“Does the Executive Member with responsibility for street cleansing agree that one of the unintended consequences of both the removal of the bulky household waste collection service and the changes in respect of commercial waste could be increased levels of fly tipping throughout the city?”
Plans by the Council in this year’s budget to charge for bulky waste collections, in addition to tightening the rules on disposal of commercial waste could simply increase incidences of fly tipping as people try to avoid the new fees.
The Council, in its Strategic Financial Plan for 2013/14 has estimated a saving of £100,000 can be made by reducing the amount of bulky waste that is sent to landfill, and implementing a charging policy for its removal. It hopes to save a further £100,000 by stopping the disposal of commercial waste at household waste sites.
Where councils have introduced charges for bulky waste collections, these are typically between £15 and £20 for the first few items. Whilst this is not an excessive amount, it is still likely to encourage the dumping of household goods, and I worry that the anticipated savings will be eroded by the cost of clearing the subsequent fly tipping.
The problem is likely to be further exacerbated by plans to turn away any suspected commercial waste from household waste sites. Whilst I agree with this in principle, it needs to be implemented alongside much more rigorous enforcement and prosecution, with severe financial penalties imposed on those who break the law.

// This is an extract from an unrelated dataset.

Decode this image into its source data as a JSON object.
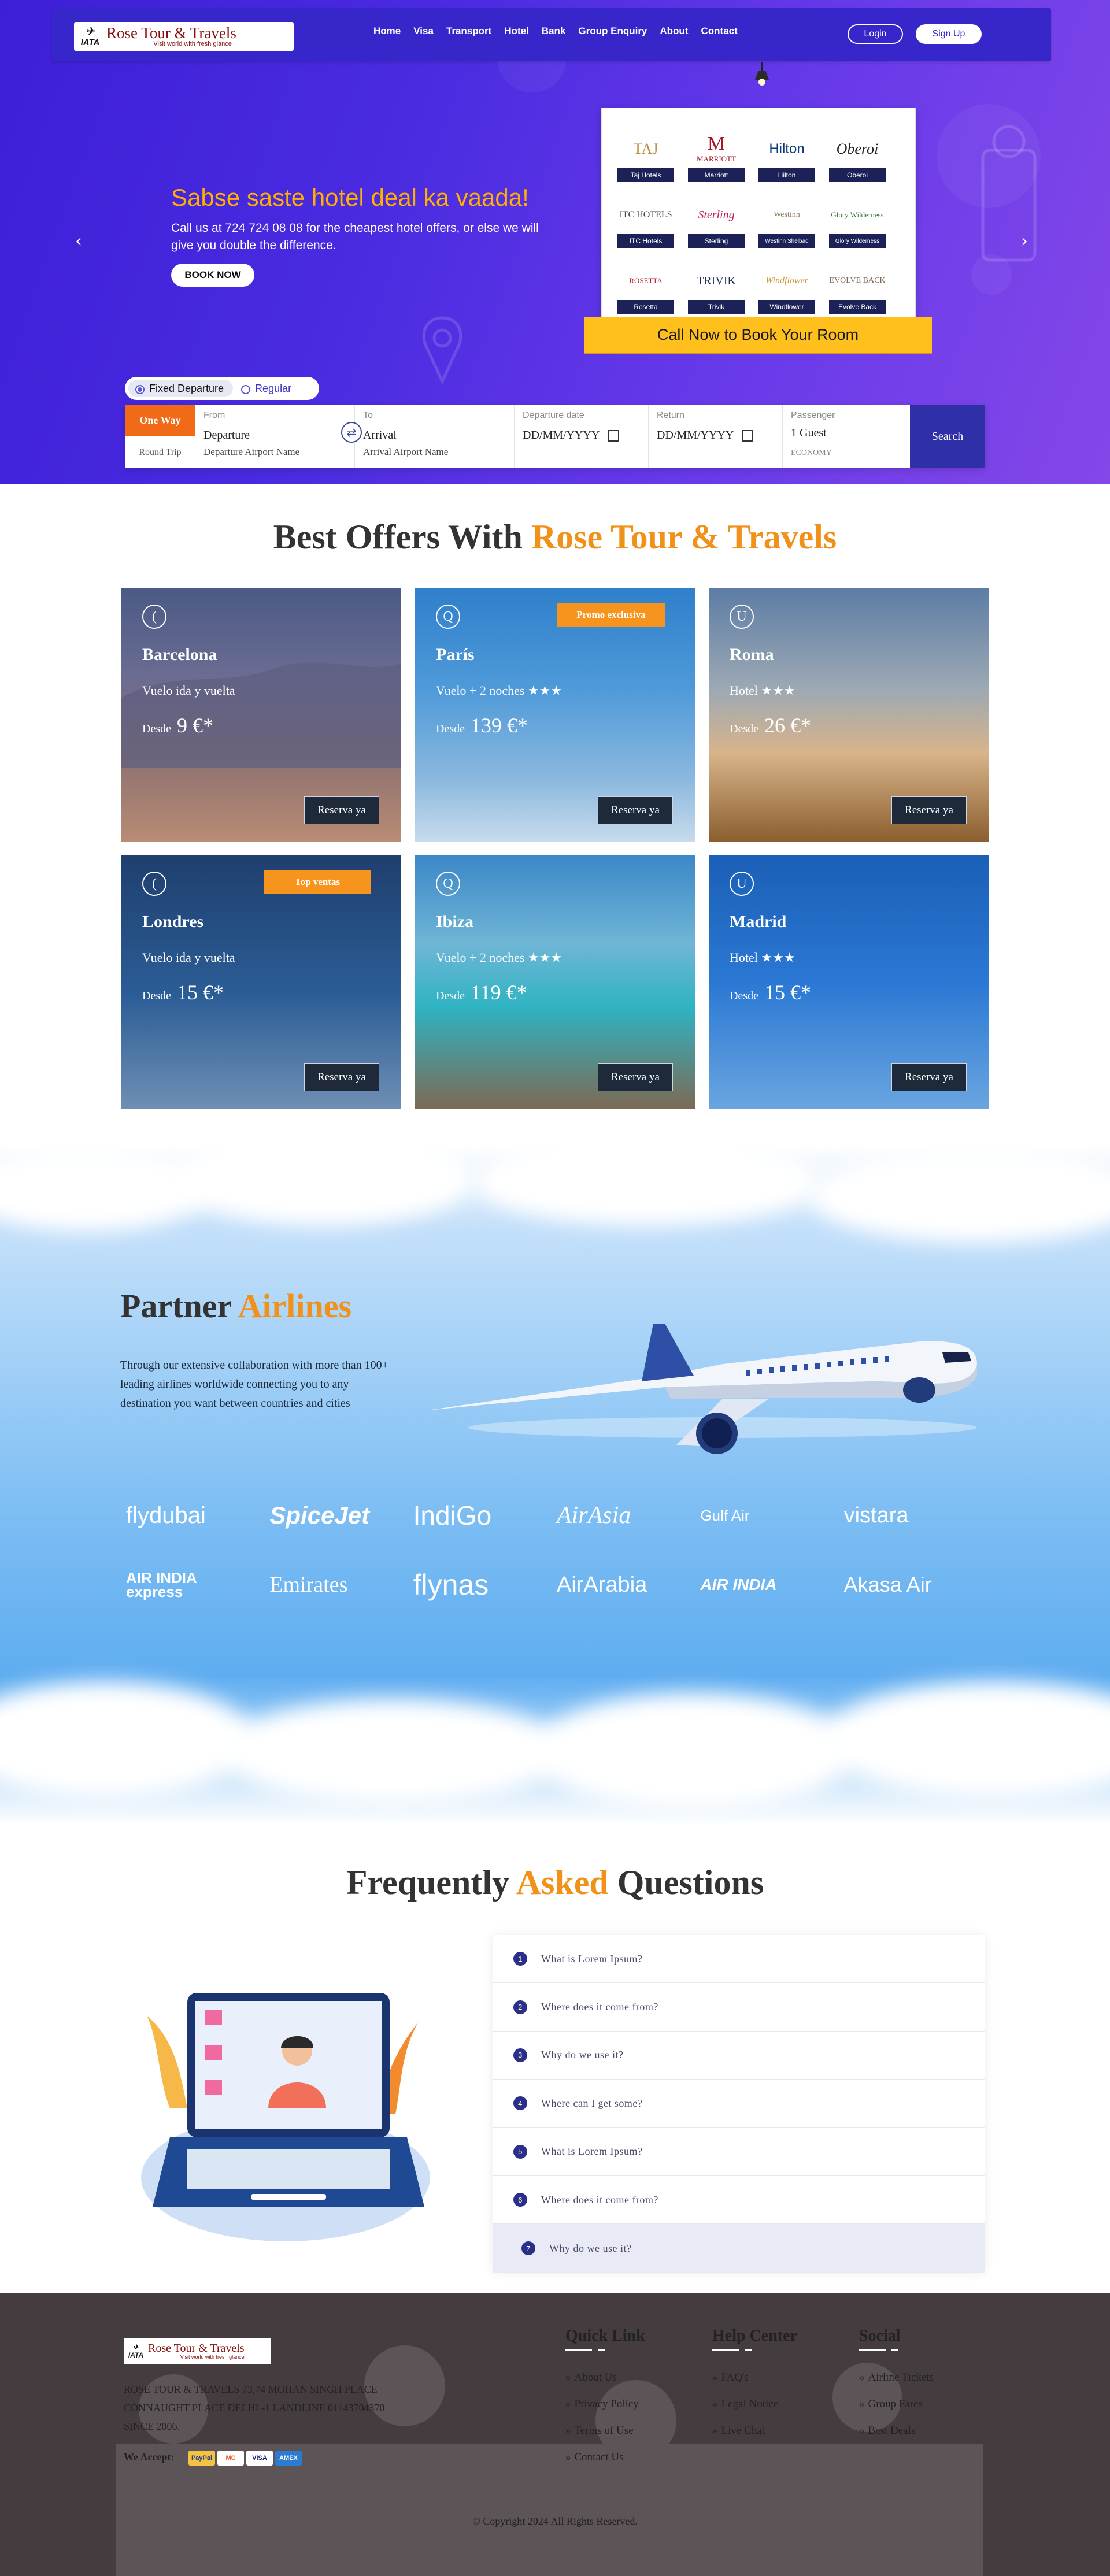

I realise the pressure the administration is under to make savings, but we must take care not to claw back revenue in one area, by increasing costs in another. Fly tipping is not just a financial drain on the Council, it is also a massive blight on the environment and a health risk.